In the United States the main duty of the Lieutenant Governor is to act as Governor should the Governor be temporarily absent from the office. In addition, the Lieutenant Governor generally succeeds a Governor who dies, resigns, or is removed in trial by the legislative branch. In most states, the Lieutenant Governor then becomes Governor, with the title and its associated salary, office, and privileges. In a few states, like Massachusetts, the Lieutenant Governor instead becomes "Acting Governor" until the next election. But other than this primary constitutional duty, most state constitutions do not prescribe the duties of the Lieutenant Governor in detail. Making matters even murkier, in some states such as Alaska, Hawaii, and Utah, the position of Lieutenant Governor is equivalent to that of Secretary of State.

And in four states, the title of Lieutenant Governor does not exist at all. These states are Maine, Arizona, Wyoming, New Hampshire, and Oregon. Only two states do not have direct elections for lieutenant governor - Tennessee and West Virginia. In both states, whomever is elected the President of the State Senate is the de facto Lieutenant Governor. In Tennessee, the full title of this individual is, "Lieutenant Governor and Speaker of the Senate." In West Virginia, recent legislation allows the Senate President to use the title, "Lieutenant Governor." Prior to that change, West Virginia did not have a lieutenant governor.

The fact that Arizona has no lieutenant governor has received some special attention in recent weeks due to Arizona Governor Jan Brewer's interest in seeking re-election in 2014. Brewer is technically ineligible to run in 2014 because of the state's term limit laws for state executive officials, which count even partial terms served toward the maximum two consecutive terms an executive can hold a seat. Since the Arizona Constitution does not provide for the position of Lieutenant Governor, when former Gov. Janet Napolitano resigned to become United States Secretary of Homeland Security in January of 2009, Brewer, then the secretary of state, was the first in the line of succession. Now the same constitution that dictated her automatic ascension in 2009 says she will have to warm the bench for four years after her first elected full term expires and she is considering taking her disagreement to court.

The Lieutenant Governor of Texas plays an active role as presiding officer of the State Senate and is often rumored to be more powerful than the governor. The current lieutenant governor of Texas is David Dewhurst. As of 2010, he was paid $7,200, the lowest lieutenant gubernatorial salary in America.[14]

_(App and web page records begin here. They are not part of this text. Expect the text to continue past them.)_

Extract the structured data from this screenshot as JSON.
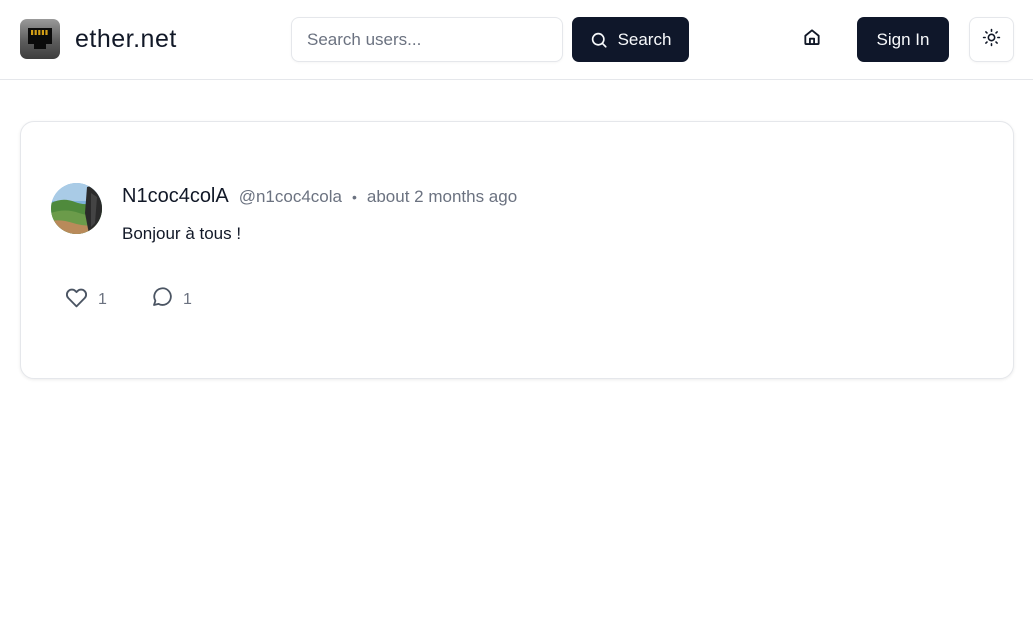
{
  "header": {
    "brand": "ether.net",
    "search": {
      "placeholder": "Search users...",
      "value": "",
      "button_label": "Search"
    },
    "signin_label": "Sign In",
    "icons": {
      "logo": "ethernet-port-icon",
      "search": "search-icon",
      "home": "home-icon",
      "theme": "sun-icon"
    }
  },
  "post": {
    "display_name": "N1coc4colA",
    "handle": "@n1coc4cola",
    "separator": "•",
    "timestamp": "about 2 months ago",
    "content": "Bonjour à tous !",
    "likes": "1",
    "comments": "1"
  },
  "colors": {
    "primary": "#0f172a",
    "muted_text": "#6b7280",
    "border": "#e5e7eb"
  }
}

Tying in the earlier discussion, the lieutenant governor of Texas is not subject to term limits. Despite this lack of restriction, between 1847 and the present day, only one lieutenant governor has held the office for more than 8 years: William Pettus Hobby, Jr., whose tenure lasted from 1973-1991. David Dewhurst, who was first elected in 2003, lost his U.S. Senate bid this year and is now on track to become the second person on that list. Perhaps this pattern of brief service has something to do with the measly pay.

References